New GBC Board Chair Emphasizes The Need For Racial Equity And Unity

The new chairman of the Greater Baltimore Committee’s board of directors emphasized the need for racial equity and unity amid national protests over the police killings of unarmed African-Americans.

“Favoring one group over another causes societal challenges that limit progress for individuals, communities, and cities. We must all be in this together, interconnected,” Calvin Butler Jr., said in a speech at the group’s 65th annual meeting on Wednesday shortly after he was named to that position.

Butler, who is senior executive vice president of Exelon and CEO of Exelon Utilities, said he felt personally affected by the late-May killing of George Floyd at the hands of a Minneapolis officer.

“I remember over the weekend listening to 24/7 news coverage and waking up Monday morning just feeling tired. I called my chief of staff and said: ‘Cancel my meetings for the day. I need time to just sit back and reflect.’”

Butler added: “I never met George Floyd. But I experienced the tragedy of his death so intensely. Down deep, I recognized somehow that he and I were interconnected.”

Butler said of addressing systemic racism: “We can’t remain static. We can’t remain silent.”

GBC President and CEO Donald Fry echoed similar sentiments.

“Twenty-twenty has been a year like no other. In addition to the threat to our health and changes to our lifestyles, we have seen acts of systemic racism that have shocked our collective conscience.

Fry added: “Those unconscionable acts have forced us to examine our workplaces, government, and institutions, and to demand that we take action end systemic racism and social injustice.”

Fry highlighted some of the actions the GBC has taken to get the ball rolling.

“To date, the GBC has featured programs on the history of structural racism in America, conducted business roundtable discussions on equity in the workplace, and has stressed the need for advancing equity in public policy areas such as transportation.”

CNN National Correspondent Omar Jimenez, who was a general assignment reporter for Baltimore’s WBAL-TV from 2015-17, relayed some of his experiences covering Floyd’s murder at his current position.

Jimenez was one of three CNN journalists who were arrested covering the protests that ensued following Floyd’s death. Jimenez stressed that private sector investment in minority communities is critical to addressing systemic racism.

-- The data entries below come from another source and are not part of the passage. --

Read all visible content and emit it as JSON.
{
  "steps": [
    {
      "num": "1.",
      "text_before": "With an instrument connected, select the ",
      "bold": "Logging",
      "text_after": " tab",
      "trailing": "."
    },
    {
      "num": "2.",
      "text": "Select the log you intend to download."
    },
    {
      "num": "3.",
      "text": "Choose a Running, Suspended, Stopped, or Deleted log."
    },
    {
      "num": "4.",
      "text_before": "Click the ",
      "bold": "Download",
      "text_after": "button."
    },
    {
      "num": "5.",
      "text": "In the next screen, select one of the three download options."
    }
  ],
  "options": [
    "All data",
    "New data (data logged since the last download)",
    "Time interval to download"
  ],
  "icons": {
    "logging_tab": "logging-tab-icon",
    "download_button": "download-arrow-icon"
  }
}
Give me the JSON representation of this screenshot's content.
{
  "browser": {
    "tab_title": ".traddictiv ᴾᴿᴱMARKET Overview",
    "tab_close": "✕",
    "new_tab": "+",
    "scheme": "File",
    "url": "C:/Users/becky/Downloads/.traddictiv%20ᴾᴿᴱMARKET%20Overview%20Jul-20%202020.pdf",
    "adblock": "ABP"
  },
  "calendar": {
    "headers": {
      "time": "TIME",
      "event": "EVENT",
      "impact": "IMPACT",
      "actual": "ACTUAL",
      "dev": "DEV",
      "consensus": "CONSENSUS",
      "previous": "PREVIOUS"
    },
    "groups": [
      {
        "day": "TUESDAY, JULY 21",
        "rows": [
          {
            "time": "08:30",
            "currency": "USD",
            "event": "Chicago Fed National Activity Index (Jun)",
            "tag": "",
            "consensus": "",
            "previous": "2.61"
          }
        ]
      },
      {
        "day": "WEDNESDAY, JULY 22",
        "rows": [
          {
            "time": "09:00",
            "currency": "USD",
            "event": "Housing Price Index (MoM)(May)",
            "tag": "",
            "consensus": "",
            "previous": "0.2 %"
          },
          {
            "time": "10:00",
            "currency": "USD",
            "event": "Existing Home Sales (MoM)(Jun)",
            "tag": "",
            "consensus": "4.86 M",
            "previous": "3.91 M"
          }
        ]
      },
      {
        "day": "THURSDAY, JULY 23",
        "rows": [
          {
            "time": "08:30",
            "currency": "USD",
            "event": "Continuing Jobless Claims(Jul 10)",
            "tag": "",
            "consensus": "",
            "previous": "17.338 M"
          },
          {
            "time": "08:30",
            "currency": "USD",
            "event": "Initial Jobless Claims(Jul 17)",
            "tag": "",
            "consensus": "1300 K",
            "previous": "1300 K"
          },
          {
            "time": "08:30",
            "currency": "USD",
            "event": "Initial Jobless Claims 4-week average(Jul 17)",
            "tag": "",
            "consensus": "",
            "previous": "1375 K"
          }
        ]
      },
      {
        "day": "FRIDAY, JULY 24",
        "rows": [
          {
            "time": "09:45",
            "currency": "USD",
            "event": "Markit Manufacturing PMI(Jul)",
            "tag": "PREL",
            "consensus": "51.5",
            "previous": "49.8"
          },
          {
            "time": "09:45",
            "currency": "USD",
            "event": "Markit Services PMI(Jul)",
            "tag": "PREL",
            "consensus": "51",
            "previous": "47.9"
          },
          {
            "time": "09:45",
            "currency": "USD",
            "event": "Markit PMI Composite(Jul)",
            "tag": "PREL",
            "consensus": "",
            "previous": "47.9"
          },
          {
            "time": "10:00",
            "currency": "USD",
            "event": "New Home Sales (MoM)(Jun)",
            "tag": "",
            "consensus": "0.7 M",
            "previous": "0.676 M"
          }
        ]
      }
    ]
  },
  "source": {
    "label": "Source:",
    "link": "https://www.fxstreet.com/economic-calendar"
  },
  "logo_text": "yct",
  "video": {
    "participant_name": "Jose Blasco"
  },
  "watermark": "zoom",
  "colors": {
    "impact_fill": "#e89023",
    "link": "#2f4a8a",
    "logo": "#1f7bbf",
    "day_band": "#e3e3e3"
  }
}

“As a reporter, there’s only a limited number of things I can do. I shed light on things. And then those in power act…if a community doesn’t get investment it leads to high crime, which leads to higher policing, which leads to more uses of force to a community member oftentimes black being killed-sometimes unjustifiably-which leads to people marching in the streets.”

Jimenez added: “Dig deeper. And find a way to invest in some of these communities. I don’t just mean buying a building here and there, but recruiting…showing these communities that the welfare of their lives is just as urgent as your bottom line-and especially if you profit or have customers from some of these communities.”

The GBC is a nonprofit organization that represents 500 businesses and other institutions throughout the Baltimore region. Wednesday’s meeting was held virtually due to the coronavirus pandemic.